When it was reported that George Bush had emerged from the vicious Republican convention with an 11-point lead over John Kerry, many Berkeley political activists seemed ready to concede defeat. “Kerry has blown it,” they moaned, “I’ve started to plan my relocation to Patagonia.”
Subsequent polls first lowered the president’s bounce to single digits and then declared the race a dead heat. Nonetheless, local Democrats continue to be depressed; they feel that the Kerry campaign has lost its momentum—somewhere during the past six weeks the media focus shifted from Bush’s dreadful record to Kerry’s alleged character defects.
Take heart Democrats, help is on the way! The race is so close that it is unlikely that Bush will be able to weasel out of the debates. When George W. ran for his second term as governor of Texas, he had such a big lead in the polls that he initially refused to debate his Democratic opponent, Gary Mauro; at the last moment he agreed to one debate on terms extremely unfavorable to Mauro. Many observers felt that if Bush moved into a substantial lead, he would pull the same trick with Kerry. Now it appears that there will be at least two debates, with the first on Sept. 30.
Many political observers expect Kerry to do well, as his debating skills are legendary. (Of course, many of us remember that Al Gore was predicted to wallop Bush in the 2000 debates, but the challenger more than held his own.) Kerry has to win the debates, move ahead in the polls, and shift media focus back to the Bush record on the issues of war, economy, and character.
Many Democrats initially supported Howard Dean rather than John Kerry, because Dean expressed our outrage over the war in Iraq. Now, Kerry must become the vehicle for this outrage. He must find the strength within himself to speak about the war in unmistakable terms, say that the invasion was a mistake that has hampered our struggle against Al Qaeda. He must make the case that a Kerry presidency will strengthen America.
If you listened to the Republican convention, you came away with the impression that all Americans have prospered during the Bush era. To respond to this fantasy, Kerry should return to the populist “two Americas” rhetoric used by his running mate, John Edwards, and tell the truth about the Bush economic record: loss of 2.7 million decent jobs, millions without healthcare, gaping holes in the social safety net, and wanton destruction of the environment. Kerry needs to make the case that his presidency will restore the middle class and create opportunity for all Americans.
Finally, if Kerry is to win on Nov. 2, he must challenge the president’s character; shatter the myth of Bush as America’s noble leader. The challenger can attack Bush on the grounds that he was AWOL during the latter part of his National Guard Service and asleep at the wheel before 9/11; and Kerry can remind voters that George was elected on the basis of his promise to restore dignity and responsibility to the White House. The president’s re-election campaign serves as a vivid example of how he has defaulted on this promise. During his Sept. 2 acceptance speech, one lie followed another.
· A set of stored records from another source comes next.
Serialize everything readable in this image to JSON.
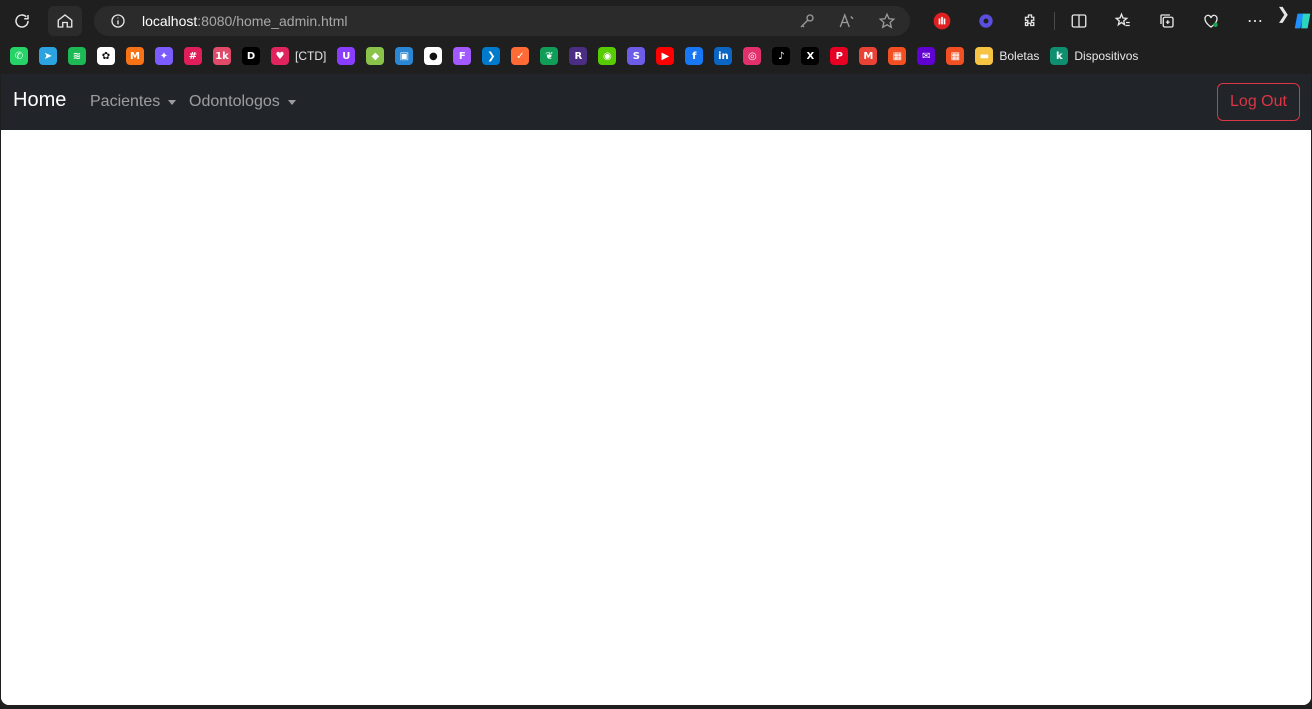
{
  "browser": {
    "address_bar": {
      "host": "localhost",
      "path": ":8080/home_admin.html"
    },
    "bookmarks": [
      {
        "icon": "whatsapp-icon",
        "color": "#25d366",
        "glyph": "✆",
        "label": ""
      },
      {
        "icon": "telegram-icon",
        "color": "#2aa3e0",
        "glyph": "➤",
        "label": ""
      },
      {
        "icon": "spotify-icon",
        "color": "#1db954",
        "glyph": "≋",
        "label": ""
      },
      {
        "icon": "chatgpt-icon",
        "color": "#ffffff",
        "glyph": "✿",
        "label": ""
      },
      {
        "icon": "m-logo-icon",
        "color": "#f97316",
        "glyph": "M",
        "label": ""
      },
      {
        "icon": "sparkle-icon",
        "color": "#7c5cff",
        "glyph": "✦",
        "label": ""
      },
      {
        "icon": "slack-icon",
        "color": "#e01e5a",
        "glyph": "#",
        "label": ""
      },
      {
        "icon": "1k-plus-icon",
        "color": "#e04b6a",
        "glyph": "1k",
        "label": ""
      },
      {
        "icon": "dm-icon",
        "color": "#000000",
        "glyph": "D",
        "label": ""
      },
      {
        "icon": "ctd-icon",
        "color": "#e0245e",
        "glyph": "♥",
        "label": "[CTD]"
      },
      {
        "icon": "purple-u-icon",
        "color": "#8b3dff",
        "glyph": "U",
        "label": ""
      },
      {
        "icon": "diamond-icon",
        "color": "#8bc34a",
        "glyph": "◆",
        "label": ""
      },
      {
        "icon": "window-icon",
        "color": "#2b87d3",
        "glyph": "▣",
        "label": ""
      },
      {
        "icon": "github-icon",
        "color": "#ffffff",
        "glyph": "●",
        "label": ""
      },
      {
        "icon": "figma-icon",
        "color": "#a259ff",
        "glyph": "F",
        "label": ""
      },
      {
        "icon": "vscode-icon",
        "color": "#007acc",
        "glyph": "❯",
        "label": ""
      },
      {
        "icon": "orange-circle-icon",
        "color": "#ff6b35",
        "glyph": "✓",
        "label": ""
      },
      {
        "icon": "green-leaf-icon",
        "color": "#0f9d58",
        "glyph": "❦",
        "label": ""
      },
      {
        "icon": "r-icon",
        "color": "#4b2e83",
        "glyph": "R",
        "label": ""
      },
      {
        "icon": "duolingo-icon",
        "color": "#58cc02",
        "glyph": "◉",
        "label": ""
      },
      {
        "icon": "s-icon",
        "color": "#6c5ce7",
        "glyph": "S",
        "label": ""
      },
      {
        "icon": "youtube-icon",
        "color": "#ff0000",
        "glyph": "▶",
        "label": ""
      },
      {
        "icon": "facebook-icon",
        "color": "#1877f2",
        "glyph": "f",
        "label": ""
      },
      {
        "icon": "linkedin-icon",
        "color": "#0a66c2",
        "glyph": "in",
        "label": ""
      },
      {
        "icon": "instagram-icon",
        "color": "#e1306c",
        "glyph": "◎",
        "label": ""
      },
      {
        "icon": "tiktok-icon",
        "color": "#000000",
        "glyph": "♪",
        "label": ""
      },
      {
        "icon": "x-icon",
        "color": "#000000",
        "glyph": "X",
        "label": ""
      },
      {
        "icon": "pinterest-icon",
        "color": "#e60023",
        "glyph": "P",
        "label": ""
      },
      {
        "icon": "gmail-icon",
        "color": "#ea4335",
        "glyph": "M",
        "label": ""
      },
      {
        "icon": "microsoft-icon",
        "color": "#f25022",
        "glyph": "▦",
        "label": ""
      },
      {
        "icon": "mail-icon",
        "color": "#6001d2",
        "glyph": "✉",
        "label": ""
      },
      {
        "icon": "microsoft-icon-2",
        "color": "#f25022",
        "glyph": "▦",
        "label": ""
      },
      {
        "icon": "folder-icon",
        "color": "#f6c343",
        "glyph": "▬",
        "label": "Boletas"
      },
      {
        "icon": "k-icon",
        "color": "#0f8f6f",
        "glyph": "k",
        "label": "Dispositivos"
      }
    ]
  },
  "navbar": {
    "brand": "Home",
    "items": [
      {
        "label": "Pacientes"
      },
      {
        "label": "Odontologos"
      }
    ],
    "logout_label": "Log Out"
  }
}
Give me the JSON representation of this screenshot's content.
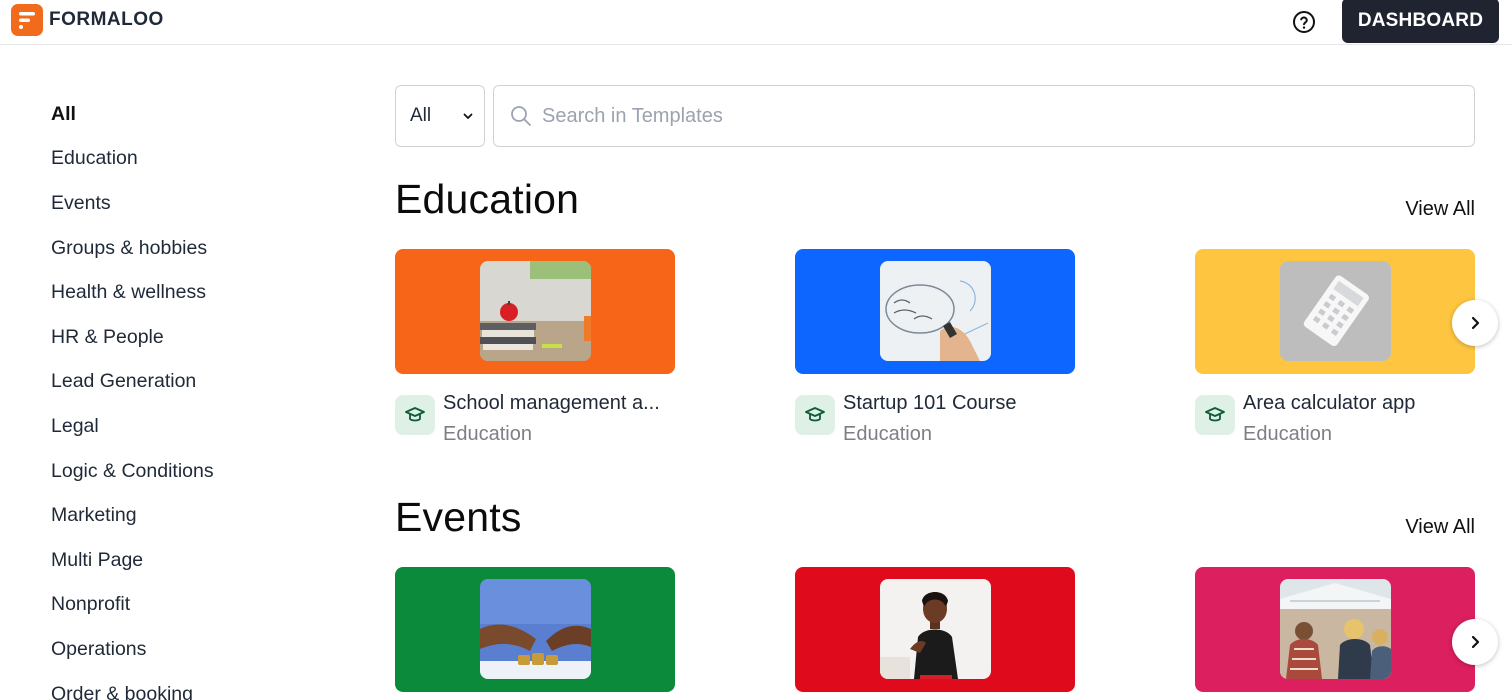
{
  "header": {
    "logo_text": "FORMALOO",
    "help_icon": "help-circle-icon",
    "dashboard_label": "DASHBOARD"
  },
  "sidebar": {
    "items": [
      {
        "label": "All",
        "active": true
      },
      {
        "label": "Education"
      },
      {
        "label": "Events"
      },
      {
        "label": "Groups & hobbies"
      },
      {
        "label": "Health & wellness"
      },
      {
        "label": "HR & People"
      },
      {
        "label": "Lead Generation"
      },
      {
        "label": "Legal"
      },
      {
        "label": "Logic & Conditions"
      },
      {
        "label": "Marketing"
      },
      {
        "label": "Multi Page"
      },
      {
        "label": "Nonprofit"
      },
      {
        "label": "Operations"
      },
      {
        "label": "Order & booking"
      }
    ]
  },
  "filter": {
    "selected": "All"
  },
  "search": {
    "placeholder": "Search in Templates",
    "value": ""
  },
  "sections": [
    {
      "title": "Education",
      "view_all": "View All",
      "cards": [
        {
          "title": "School management a...",
          "category": "Education",
          "color": "#f76519"
        },
        {
          "title": "Startup 101 Course",
          "category": "Education",
          "color": "#0c66ff"
        },
        {
          "title": "Area calculator app",
          "category": "Education",
          "color": "#fec541"
        }
      ]
    },
    {
      "title": "Events",
      "view_all": "View All",
      "cards": [
        {
          "color": "#0a8a3a"
        },
        {
          "color": "#df0b1d"
        },
        {
          "color": "#db1f5f"
        }
      ]
    }
  ]
}
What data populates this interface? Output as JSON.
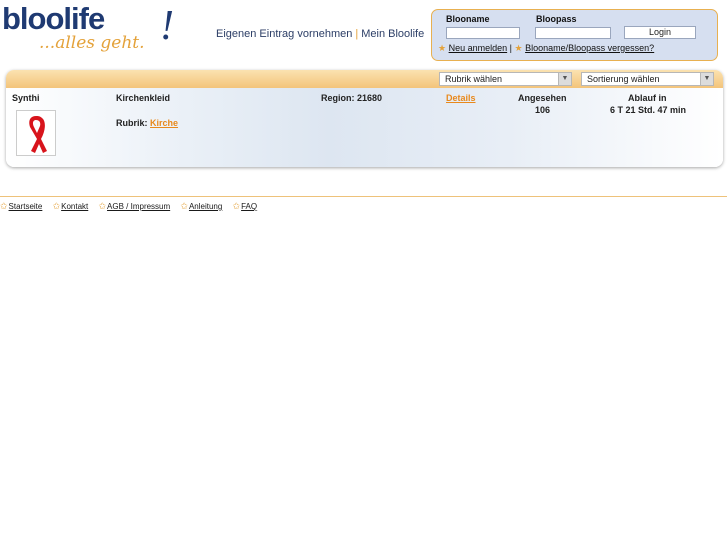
{
  "logo": {
    "main": "bloolife",
    "exclaim": "!",
    "sub": "...alles geht."
  },
  "header_nav": {
    "eintrag": "Eigenen Eintrag vornehmen",
    "separator": "|",
    "mein": "Mein Bloolife"
  },
  "login": {
    "name_label": "Blooname",
    "pass_label": "Bloopass",
    "button": "Login",
    "register": "Neu anmelden",
    "link_sep": "|",
    "forgot": "Blooname/Bloopass vergessen?"
  },
  "filters": {
    "rubrik": "Rubrik wählen",
    "sortierung": "Sortierung wählen"
  },
  "listing": {
    "user": "Synthi",
    "title": "Kirchenkleid",
    "rubrik_label": "Rubrik:",
    "rubrik_value": "Kirche",
    "region": "Region: 21680",
    "details": "Details",
    "viewed_label": "Angesehen",
    "viewed_value": "106",
    "expiry_label": "Ablauf in",
    "expiry_value": "6 T 21 Std. 47 min"
  },
  "footer": [
    "Startseite",
    "Kontakt",
    "AGB / Impressum",
    "Anleitung",
    "FAQ"
  ],
  "colors": {
    "brand_blue": "#1f3a72",
    "accent_orange": "#e4a23a",
    "link_orange": "#e8891c",
    "ribbon_red": "#d8141c"
  }
}
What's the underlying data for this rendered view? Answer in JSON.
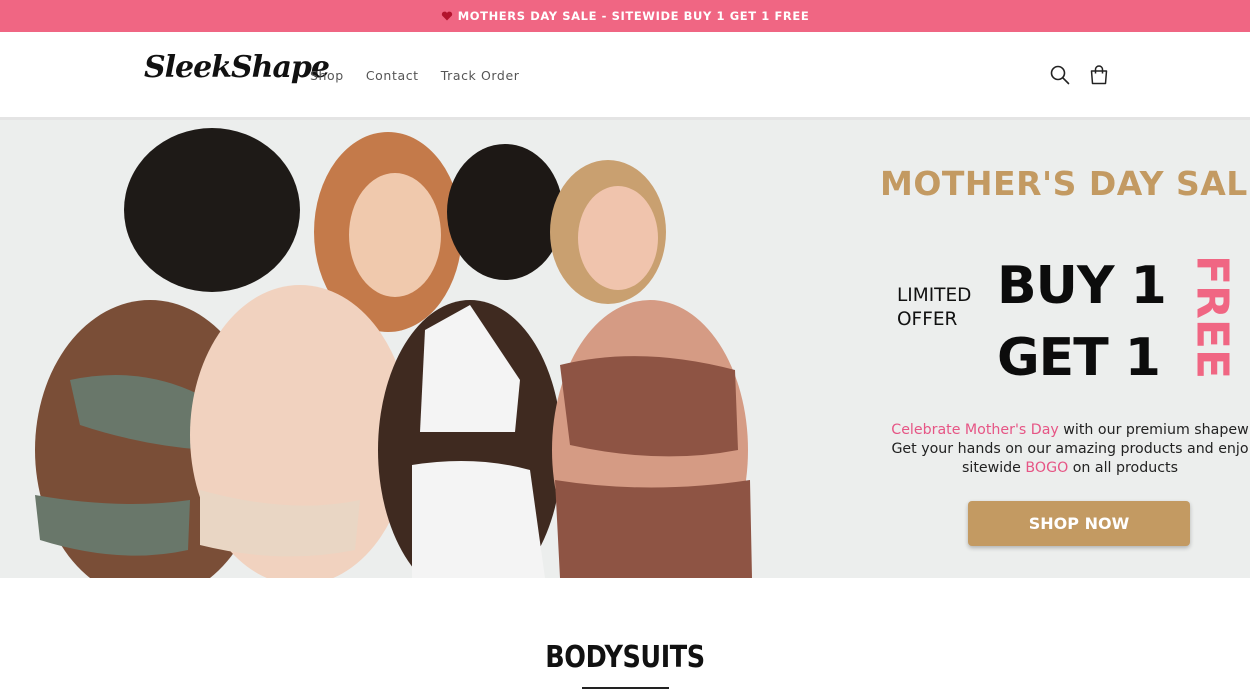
{
  "announcement": {
    "text": "MOTHERS DAY SALE - SITEWIDE BUY 1 GET 1 FREE",
    "icon": "heart-icon"
  },
  "header": {
    "logo": "SleekShape",
    "nav": [
      "Shop",
      "Contact",
      "Track Order"
    ],
    "icons": [
      "search-icon",
      "cart-icon"
    ]
  },
  "hero": {
    "title": "MOTHER'S DAY SAL",
    "limited_line1": "LIMITED",
    "limited_line2": "OFFER",
    "buy_line": "BUY 1",
    "get_line": "GET 1",
    "free_label": "FREE",
    "desc_pink": "Celebrate Mother's Day",
    "desc_line1_rest": " with our premium shapew",
    "desc_line2": "Get your hands on our amazing products and enjo",
    "desc_line3_start": "sitewide ",
    "desc_bogo": "BOGO",
    "desc_line3_end": " on all products",
    "cta": "SHOP NOW"
  },
  "section": {
    "title": "BODYSUITS"
  },
  "colors": {
    "announce_bg": "#f06683",
    "accent_gold": "#c39a62",
    "pink_text": "#e65585",
    "hero_bg": "#eceeed"
  }
}
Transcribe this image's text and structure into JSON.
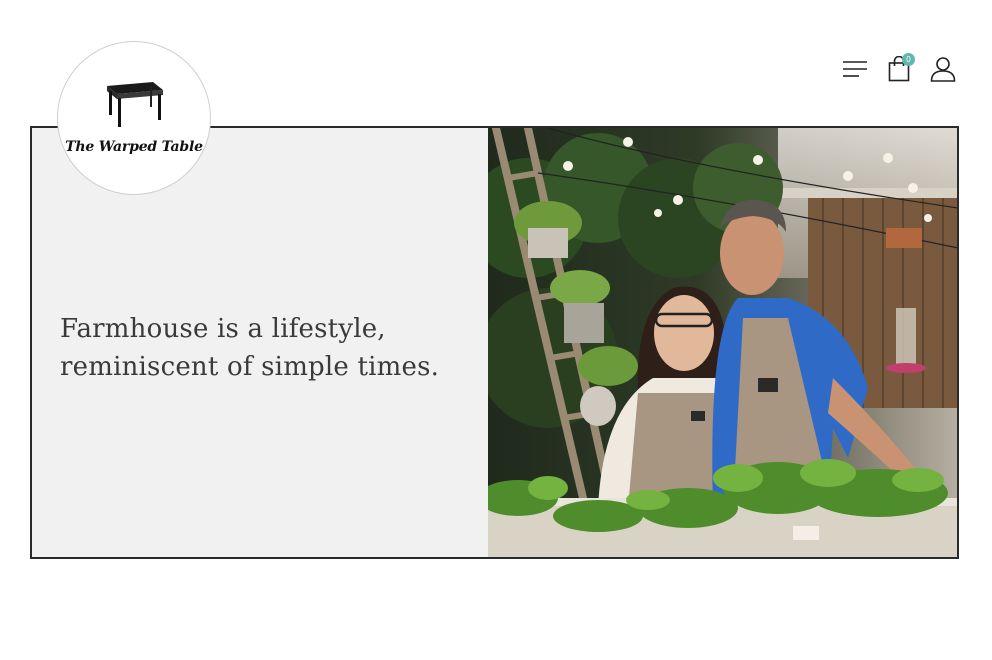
{
  "brand": {
    "name": "The Warped Table",
    "logo_icon": "table-icon"
  },
  "header": {
    "menu_icon": "menu-icon",
    "cart_icon": "shopping-bag-icon",
    "cart_count": "0",
    "account_icon": "user-icon",
    "accent_color": "#5fb8ac"
  },
  "hero": {
    "tagline": "Farmhouse is a lifestyle,\nreminiscent of simple times.",
    "image_alt_hint": "photo-couple-garden"
  }
}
As one example, Bush claimed “America and the world are safer” because of his leadership, boasting that “more than three quarters of Al Qaeda’s key members and associates have been detained or killed.” As was the case with his other whoppers, this was a total fabrication. A year after 9/11, the Bush administration published a scorecard, which showed that 12 of the 32 top members of Al Qaeda had been killed or captured; two years later, only four more have been apprehended, and Al Qaeda has replaced all 16 of its departed leaders. America is not safer because of the Bush administration; most experts believe that because the war in Iraq has aided their recruiting efforts, Al Qaeda is stronger now than it was before 9/11.
To win in November, Kerry must expose these lies and shift the media focus back to where it belongs—on the failures of the Bush administration. Rather than strengthen America, Bush has weakened our country within and without. Rather than restore character and responsibility to the White House, Bush has overseen an administration characterized by partisanship, secrecy, intimidation, and lies. In the next 45 days Kerry should have ample opportunity to make the case that he is the candidate that will fulfill the broken promises of the Bush administration—strengthen America by bringing us together.
Take heart Democrats! It’s premature to throw in the towel, pack your bags and prepare for a hasty exit. There is still time for Kerry to regain the momentum and win the election.
Berkeley resident Bob Burnett is working on a book about the Christian right.